Records for the task
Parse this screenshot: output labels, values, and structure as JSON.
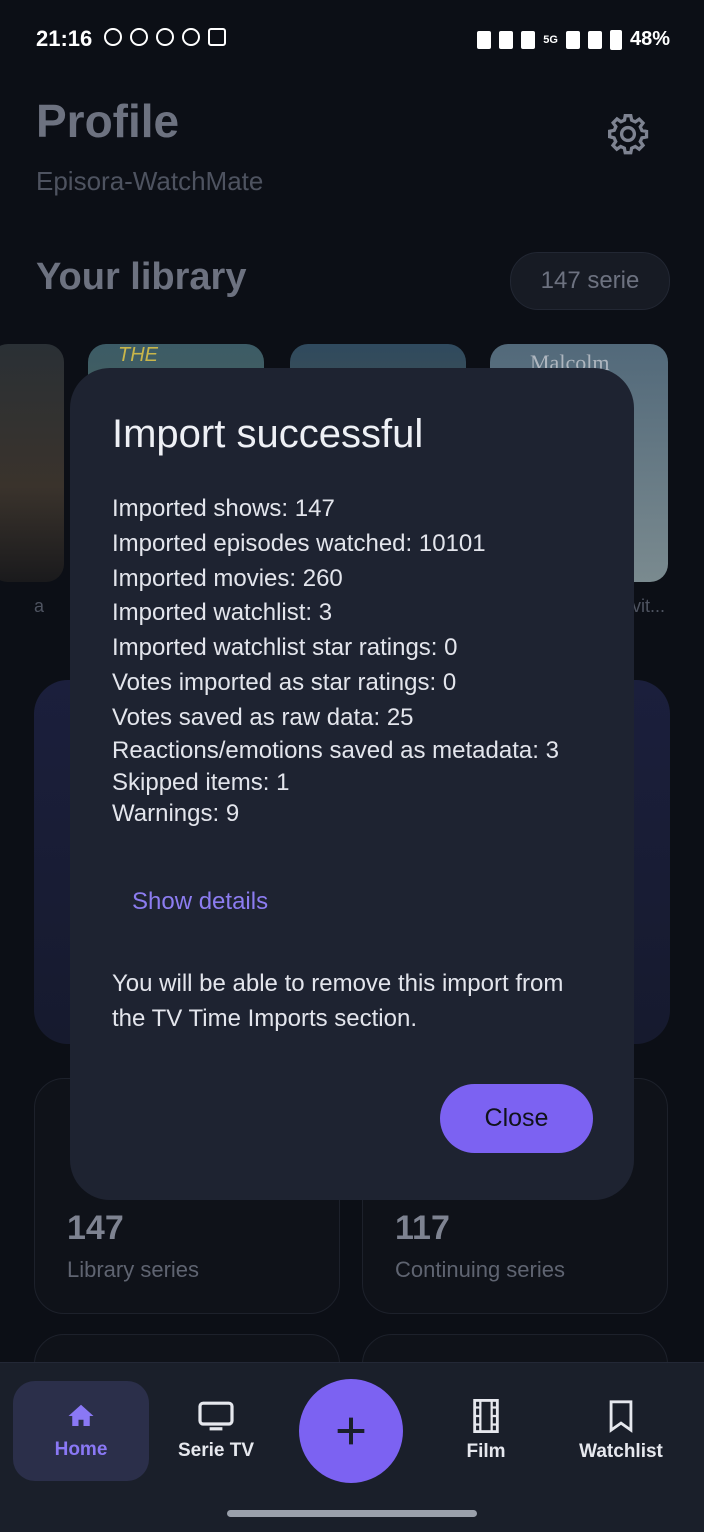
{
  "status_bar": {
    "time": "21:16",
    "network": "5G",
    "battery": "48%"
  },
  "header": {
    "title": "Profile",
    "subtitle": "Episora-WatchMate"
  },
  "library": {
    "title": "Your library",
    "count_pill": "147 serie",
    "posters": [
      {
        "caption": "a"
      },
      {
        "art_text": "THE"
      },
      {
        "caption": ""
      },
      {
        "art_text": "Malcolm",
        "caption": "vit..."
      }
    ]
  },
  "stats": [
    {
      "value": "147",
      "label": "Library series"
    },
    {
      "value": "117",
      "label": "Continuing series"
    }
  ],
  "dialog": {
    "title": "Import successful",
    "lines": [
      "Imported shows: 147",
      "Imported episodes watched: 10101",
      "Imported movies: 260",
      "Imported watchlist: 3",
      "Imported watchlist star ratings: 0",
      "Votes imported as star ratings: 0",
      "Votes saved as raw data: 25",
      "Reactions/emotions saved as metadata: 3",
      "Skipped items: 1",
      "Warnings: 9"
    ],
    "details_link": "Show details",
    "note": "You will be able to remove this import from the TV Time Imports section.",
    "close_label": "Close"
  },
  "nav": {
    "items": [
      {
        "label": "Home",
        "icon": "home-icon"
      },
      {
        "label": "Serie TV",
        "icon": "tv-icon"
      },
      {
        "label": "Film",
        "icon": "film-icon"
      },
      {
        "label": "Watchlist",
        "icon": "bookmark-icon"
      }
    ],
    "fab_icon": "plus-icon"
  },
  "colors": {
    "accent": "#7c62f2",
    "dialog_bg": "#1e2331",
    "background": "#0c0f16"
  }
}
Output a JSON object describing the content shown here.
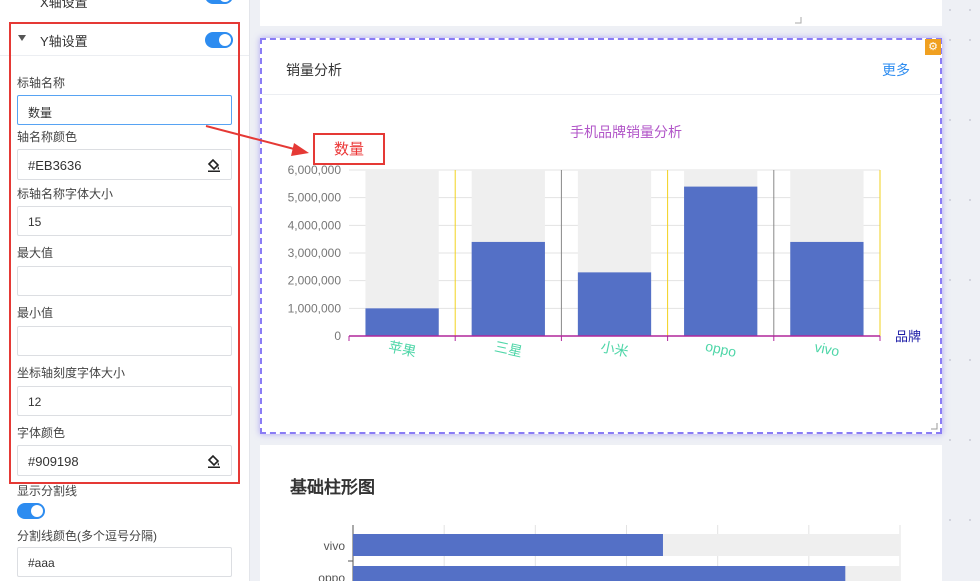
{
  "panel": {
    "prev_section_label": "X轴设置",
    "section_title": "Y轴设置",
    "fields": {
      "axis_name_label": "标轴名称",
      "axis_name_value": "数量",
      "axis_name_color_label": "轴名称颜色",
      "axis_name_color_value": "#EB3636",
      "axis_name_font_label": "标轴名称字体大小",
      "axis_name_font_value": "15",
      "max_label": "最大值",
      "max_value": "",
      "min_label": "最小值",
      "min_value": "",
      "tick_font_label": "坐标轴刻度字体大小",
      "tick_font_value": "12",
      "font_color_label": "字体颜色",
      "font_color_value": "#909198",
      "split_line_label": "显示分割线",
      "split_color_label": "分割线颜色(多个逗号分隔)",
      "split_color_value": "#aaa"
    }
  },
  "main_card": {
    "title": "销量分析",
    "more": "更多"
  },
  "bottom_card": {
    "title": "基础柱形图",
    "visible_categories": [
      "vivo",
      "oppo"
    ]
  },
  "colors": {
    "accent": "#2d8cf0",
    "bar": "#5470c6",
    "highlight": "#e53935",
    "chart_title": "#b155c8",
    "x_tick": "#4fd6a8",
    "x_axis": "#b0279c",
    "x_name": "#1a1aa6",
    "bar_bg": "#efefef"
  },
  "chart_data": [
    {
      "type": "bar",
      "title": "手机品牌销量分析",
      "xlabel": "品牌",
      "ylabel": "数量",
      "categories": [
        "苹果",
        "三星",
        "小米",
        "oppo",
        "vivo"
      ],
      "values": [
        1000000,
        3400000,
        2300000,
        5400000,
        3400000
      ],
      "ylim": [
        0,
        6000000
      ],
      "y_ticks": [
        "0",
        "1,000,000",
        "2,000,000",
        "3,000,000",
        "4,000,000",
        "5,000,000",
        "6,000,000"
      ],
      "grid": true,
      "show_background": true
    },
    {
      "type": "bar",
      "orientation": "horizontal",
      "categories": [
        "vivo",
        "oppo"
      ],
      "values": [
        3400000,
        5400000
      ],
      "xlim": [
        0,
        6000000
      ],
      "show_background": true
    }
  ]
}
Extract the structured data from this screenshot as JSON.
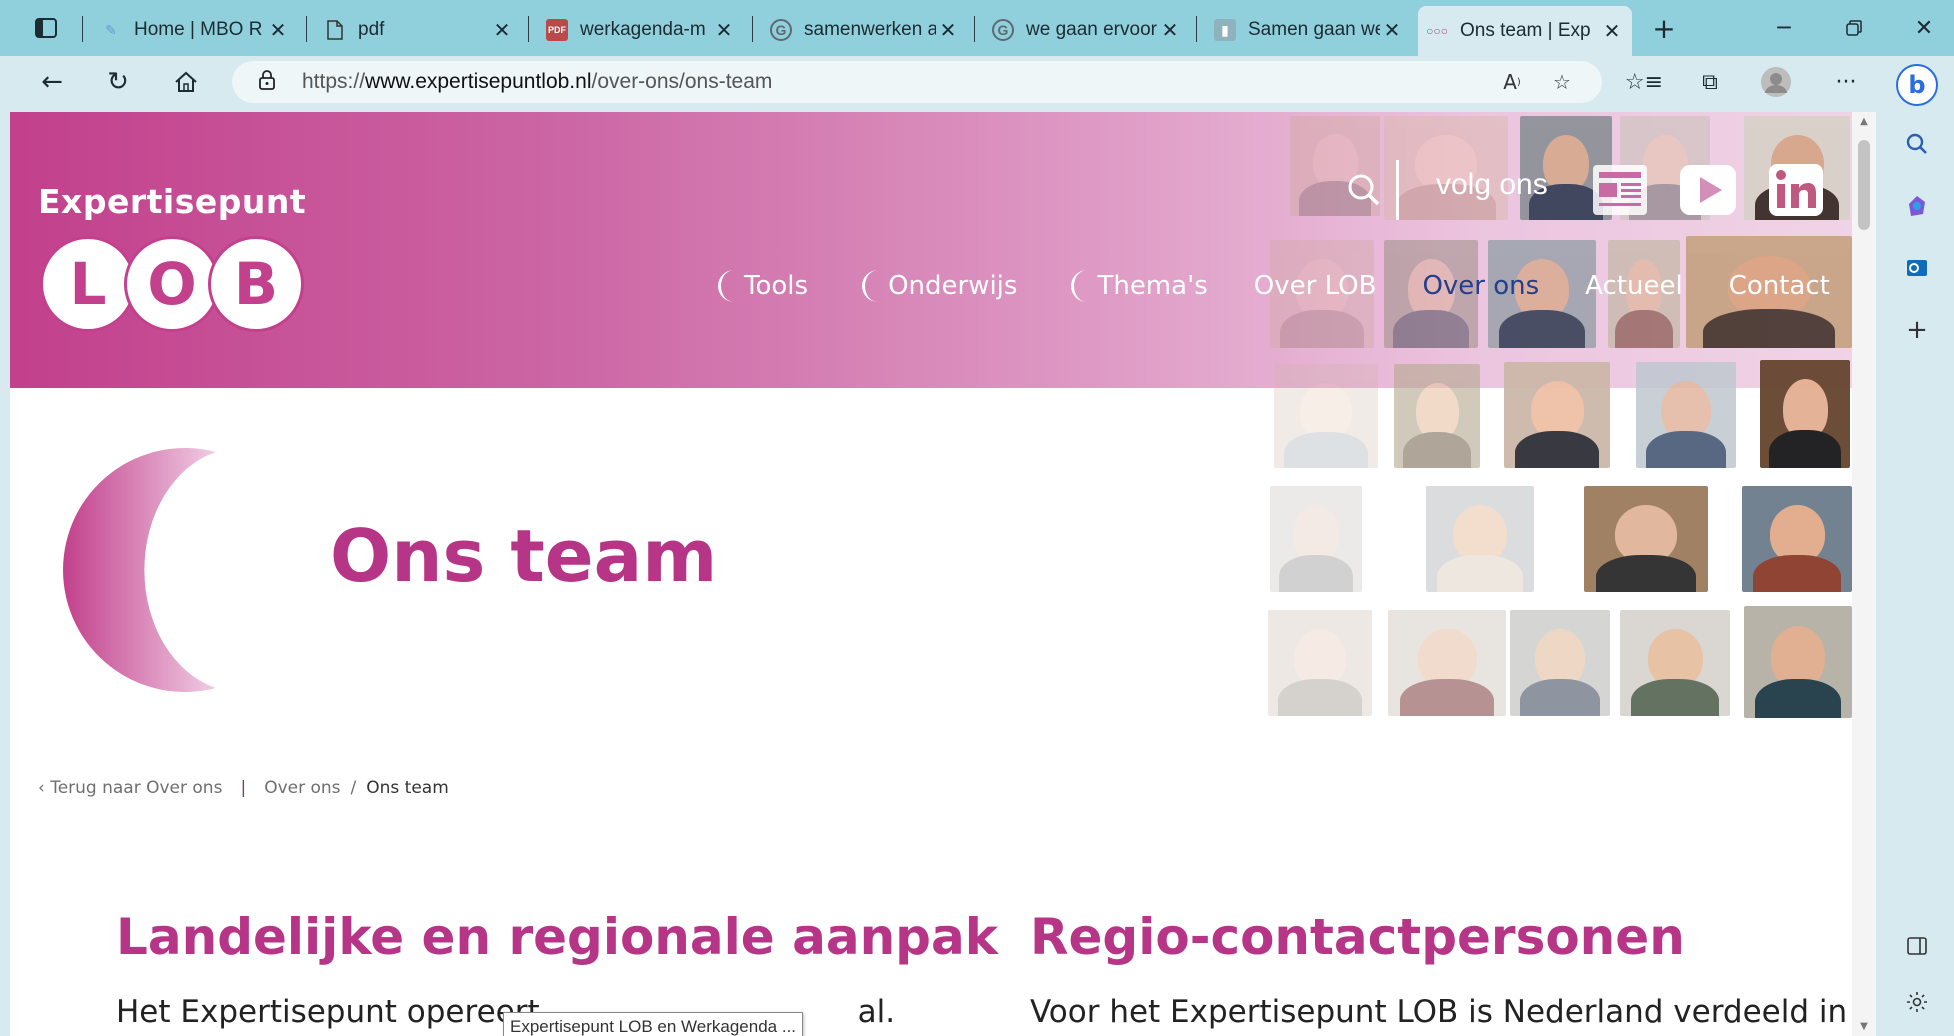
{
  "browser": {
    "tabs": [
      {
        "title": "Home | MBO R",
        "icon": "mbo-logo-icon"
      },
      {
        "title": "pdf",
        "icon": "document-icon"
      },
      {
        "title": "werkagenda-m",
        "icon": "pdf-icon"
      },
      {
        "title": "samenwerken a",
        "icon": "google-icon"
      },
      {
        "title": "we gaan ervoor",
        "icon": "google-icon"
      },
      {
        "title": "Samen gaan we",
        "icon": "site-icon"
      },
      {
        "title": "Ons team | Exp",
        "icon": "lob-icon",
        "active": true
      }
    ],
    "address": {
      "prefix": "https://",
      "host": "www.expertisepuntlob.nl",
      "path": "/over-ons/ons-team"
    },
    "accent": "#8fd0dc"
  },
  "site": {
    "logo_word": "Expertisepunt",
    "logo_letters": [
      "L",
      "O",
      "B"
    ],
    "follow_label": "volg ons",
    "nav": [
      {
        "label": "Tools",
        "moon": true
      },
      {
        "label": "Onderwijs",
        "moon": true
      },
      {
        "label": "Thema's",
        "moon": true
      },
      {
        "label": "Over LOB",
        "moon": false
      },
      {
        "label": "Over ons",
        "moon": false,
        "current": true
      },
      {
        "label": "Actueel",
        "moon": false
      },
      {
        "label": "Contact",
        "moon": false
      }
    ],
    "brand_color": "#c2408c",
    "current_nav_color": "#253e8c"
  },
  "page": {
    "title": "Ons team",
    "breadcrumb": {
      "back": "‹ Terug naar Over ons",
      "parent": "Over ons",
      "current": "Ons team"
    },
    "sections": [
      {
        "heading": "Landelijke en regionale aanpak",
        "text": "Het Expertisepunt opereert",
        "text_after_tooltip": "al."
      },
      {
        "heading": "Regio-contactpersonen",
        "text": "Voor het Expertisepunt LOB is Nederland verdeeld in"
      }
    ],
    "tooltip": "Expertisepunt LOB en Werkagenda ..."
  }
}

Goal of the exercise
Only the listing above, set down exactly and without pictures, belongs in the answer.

Solution for this task
Parse this screenshot: output labels, values, and structure as JSON.
{
  "status_bar": {
    "time": "21:16",
    "network": "5G",
    "battery": "48%"
  },
  "header": {
    "title": "Profile",
    "subtitle": "Episora-WatchMate"
  },
  "library": {
    "title": "Your library",
    "count_pill": "147 serie",
    "posters": [
      {
        "caption": "a"
      },
      {
        "art_text": "THE"
      },
      {
        "caption": ""
      },
      {
        "art_text": "Malcolm",
        "caption": "vit..."
      }
    ]
  },
  "stats": [
    {
      "value": "147",
      "label": "Library series"
    },
    {
      "value": "117",
      "label": "Continuing series"
    }
  ],
  "dialog": {
    "title": "Import successful",
    "lines": [
      "Imported shows: 147",
      "Imported episodes watched: 10101",
      "Imported movies: 260",
      "Imported watchlist: 3",
      "Imported watchlist star ratings: 0",
      "Votes imported as star ratings: 0",
      "Votes saved as raw data: 25",
      "Reactions/emotions saved as metadata: 3",
      "Skipped items: 1",
      "Warnings: 9"
    ],
    "details_link": "Show details",
    "note": "You will be able to remove this import from the TV Time Imports section.",
    "close_label": "Close"
  },
  "nav": {
    "items": [
      {
        "label": "Home",
        "icon": "home-icon"
      },
      {
        "label": "Serie TV",
        "icon": "tv-icon"
      },
      {
        "label": "Film",
        "icon": "film-icon"
      },
      {
        "label": "Watchlist",
        "icon": "bookmark-icon"
      }
    ],
    "fab_icon": "plus-icon"
  },
  "colors": {
    "accent": "#7c62f2",
    "dialog_bg": "#1e2331",
    "background": "#0c0f16"
  }
}
Output a JSON object describing the content shown here.
{
  "panel": {
    "prev_section_label": "X轴设置",
    "section_title": "Y轴设置",
    "fields": {
      "axis_name_label": "标轴名称",
      "axis_name_value": "数量",
      "axis_name_color_label": "轴名称颜色",
      "axis_name_color_value": "#EB3636",
      "axis_name_font_label": "标轴名称字体大小",
      "axis_name_font_value": "15",
      "max_label": "最大值",
      "max_value": "",
      "min_label": "最小值",
      "min_value": "",
      "tick_font_label": "坐标轴刻度字体大小",
      "tick_font_value": "12",
      "font_color_label": "字体颜色",
      "font_color_value": "#909198",
      "split_line_label": "显示分割线",
      "split_color_label": "分割线颜色(多个逗号分隔)",
      "split_color_value": "#aaa"
    }
  },
  "main_card": {
    "title": "销量分析",
    "more": "更多"
  },
  "bottom_card": {
    "title": "基础柱形图",
    "visible_categories": [
      "vivo",
      "oppo"
    ]
  },
  "colors": {
    "accent": "#2d8cf0",
    "bar": "#5470c6",
    "highlight": "#e53935",
    "chart_title": "#b155c8",
    "x_tick": "#4fd6a8",
    "x_axis": "#b0279c",
    "x_name": "#1a1aa6",
    "bar_bg": "#efefef"
  },
  "chart_data": [
    {
      "type": "bar",
      "title": "手机品牌销量分析",
      "xlabel": "品牌",
      "ylabel": "数量",
      "categories": [
        "苹果",
        "三星",
        "小米",
        "oppo",
        "vivo"
      ],
      "values": [
        1000000,
        3400000,
        2300000,
        5400000,
        3400000
      ],
      "ylim": [
        0,
        6000000
      ],
      "y_ticks": [
        "0",
        "1,000,000",
        "2,000,000",
        "3,000,000",
        "4,000,000",
        "5,000,000",
        "6,000,000"
      ],
      "grid": true,
      "show_background": true
    },
    {
      "type": "bar",
      "orientation": "horizontal",
      "categories": [
        "vivo",
        "oppo"
      ],
      "values": [
        3400000,
        5400000
      ],
      "xlim": [
        0,
        6000000
      ],
      "show_background": true
    }
  ]
}
Extract the structured data from this screenshot as JSON.
{
  "browser": {
    "tabs": [
      {
        "title": "Home | MBO R",
        "icon": "mbo-logo-icon"
      },
      {
        "title": "pdf",
        "icon": "document-icon"
      },
      {
        "title": "werkagenda-m",
        "icon": "pdf-icon"
      },
      {
        "title": "samenwerken a",
        "icon": "google-icon"
      },
      {
        "title": "we gaan ervoor",
        "icon": "google-icon"
      },
      {
        "title": "Samen gaan we",
        "icon": "site-icon"
      },
      {
        "title": "Ons team | Exp",
        "icon": "lob-icon",
        "active": true
      }
    ],
    "address": {
      "prefix": "https://",
      "host": "www.expertisepuntlob.nl",
      "path": "/over-ons/ons-team"
    },
    "accent": "#8fd0dc"
  },
  "site": {
    "logo_word": "Expertisepunt",
    "logo_letters": [
      "L",
      "O",
      "B"
    ],
    "follow_label": "volg ons",
    "nav": [
      {
        "label": "Tools",
        "moon": true
      },
      {
        "label": "Onderwijs",
        "moon": true
      },
      {
        "label": "Thema's",
        "moon": true
      },
      {
        "label": "Over LOB",
        "moon": false
      },
      {
        "label": "Over ons",
        "moon": false,
        "current": true
      },
      {
        "label": "Actueel",
        "moon": false
      },
      {
        "label": "Contact",
        "moon": false
      }
    ],
    "brand_color": "#c2408c",
    "current_nav_color": "#253e8c"
  },
  "page": {
    "title": "Ons team",
    "breadcrumb": {
      "back": "‹ Terug naar Over ons",
      "parent": "Over ons",
      "current": "Ons team"
    },
    "sections": [
      {
        "heading": "Landelijke en regionale aanpak",
        "text": "Het Expertisepunt opereert",
        "text_after_tooltip": "al."
      },
      {
        "heading": "Regio-contactpersonen",
        "text": "Voor het Expertisepunt LOB is Nederland verdeeld in"
      }
    ],
    "tooltip": "Expertisepunt LOB en Werkagenda ..."
  }
}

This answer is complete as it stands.